Please repeat the entries word for word and keep the images out.
[Start of Attachment]
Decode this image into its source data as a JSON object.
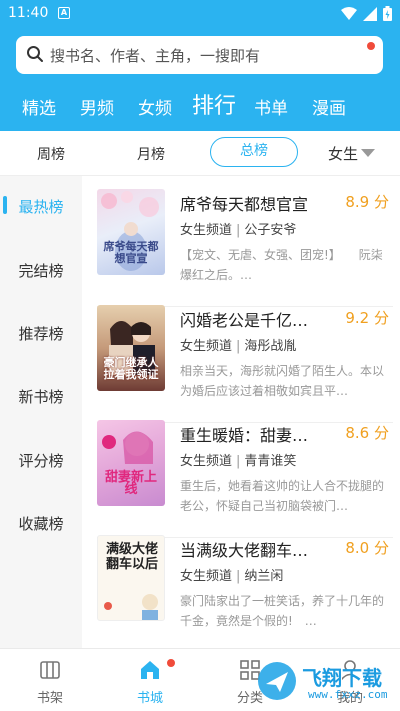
{
  "status": {
    "time": "11:40",
    "a_glyph": "A"
  },
  "search": {
    "placeholder": "搜书名、作者、主角，一搜即有"
  },
  "nav": {
    "items": [
      "精选",
      "男频",
      "女频",
      "排行",
      "书单",
      "漫画"
    ],
    "active": "排行"
  },
  "rank_tabs": {
    "items": [
      "周榜",
      "月榜",
      "总榜"
    ],
    "active": "总榜",
    "gender": "女生"
  },
  "sidebar": {
    "items": [
      "最热榜",
      "完结榜",
      "推荐榜",
      "新书榜",
      "评分榜",
      "收藏榜"
    ],
    "active": "最热榜"
  },
  "books": [
    {
      "title": "席爷每天都想官宣",
      "score": "8.9 分",
      "channel": "女生频道",
      "author": "公子安爷",
      "desc": "【宠文、无虐、女强、团宠!】　　阮柒爆红之后。…",
      "cover_text": "席爷每天都想官宣"
    },
    {
      "title": "闪婚老公是千亿…",
      "score": "9.2 分",
      "channel": "女生频道",
      "author": "海彤战胤",
      "desc": "相亲当天，海彤就闪婚了陌生人。本以为婚后应该过着相敬如宾且平…",
      "cover_text": "豪门继承人拉着我领证"
    },
    {
      "title": "重生暖婚：甜妻…",
      "score": "8.6 分",
      "channel": "女生频道",
      "author": "青青谁笑",
      "desc": "重生后，她看着这帅的让人合不拢腿的老公，怀疑自己当初脑袋被门…",
      "cover_text": "甜妻新上线"
    },
    {
      "title": "当满级大佬翻车…",
      "score": "8.0 分",
      "channel": "女生频道",
      "author": "纳兰闲",
      "desc": "豪门陆家出了一桩笑话，养了十几年的千金，竟然是个假的!　…",
      "cover_text": "满级大佬翻车以后"
    }
  ],
  "bottom_nav": {
    "items": [
      "书架",
      "书城",
      "分类",
      "我的"
    ],
    "active": "书城"
  },
  "watermark": {
    "text": "飞翔下载",
    "url": "www.fxxz.com"
  },
  "colors": {
    "accent": "#2bb3f0",
    "score": "#f0a020",
    "badge": "#f04b3a"
  }
}
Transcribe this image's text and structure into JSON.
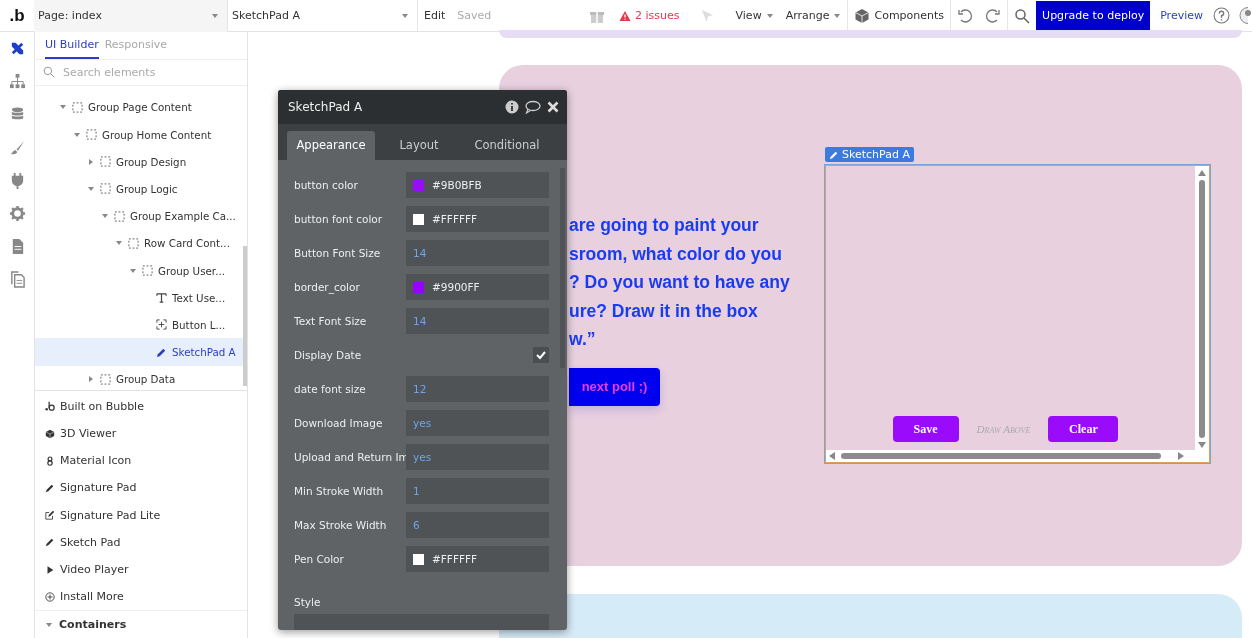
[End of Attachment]
:: Finished task ::
Decode this image into its source data as a JSON object.
{
  "status": {
    "time": "11:40",
    "a_glyph": "A"
  },
  "search": {
    "placeholder": "搜书名、作者、主角，一搜即有"
  },
  "nav": {
    "items": [
      "精选",
      "男频",
      "女频",
      "排行",
      "书单",
      "漫画"
    ],
    "active": "排行"
  },
  "rank_tabs": {
    "items": [
      "周榜",
      "月榜",
      "总榜"
    ],
    "active": "总榜",
    "gender": "女生"
  },
  "sidebar": {
    "items": [
      "最热榜",
      "完结榜",
      "推荐榜",
      "新书榜",
      "评分榜",
      "收藏榜"
    ],
    "active": "最热榜"
  },
  "books": [
    {
      "title": "席爷每天都想官宣",
      "score": "8.9 分",
      "channel": "女生频道",
      "author": "公子安爷",
      "desc": "【宠文、无虐、女强、团宠!】　　阮柒爆红之后。…",
      "cover_text": "席爷每天都想官宣"
    },
    {
      "title": "闪婚老公是千亿…",
      "score": "9.2 分",
      "channel": "女生频道",
      "author": "海彤战胤",
      "desc": "相亲当天，海彤就闪婚了陌生人。本以为婚后应该过着相敬如宾且平…",
      "cover_text": "豪门继承人拉着我领证"
    },
    {
      "title": "重生暖婚：甜妻…",
      "score": "8.6 分",
      "channel": "女生频道",
      "author": "青青谁笑",
      "desc": "重生后，她看着这帅的让人合不拢腿的老公，怀疑自己当初脑袋被门…",
      "cover_text": "甜妻新上线"
    },
    {
      "title": "当满级大佬翻车…",
      "score": "8.0 分",
      "channel": "女生频道",
      "author": "纳兰闲",
      "desc": "豪门陆家出了一桩笑话，养了十几年的千金，竟然是个假的!　…",
      "cover_text": "满级大佬翻车以后"
    }
  ],
  "bottom_nav": {
    "items": [
      "书架",
      "书城",
      "分类",
      "我的"
    ],
    "active": "书城"
  },
  "watermark": {
    "text": "飞翔下载",
    "url": "www.fxxz.com"
  },
  "colors": {
    "accent": "#2bb3f0",
    "score": "#f0a020",
    "badge": "#f04b3a"
  }
}
Transcribe this image's text and structure into JSON.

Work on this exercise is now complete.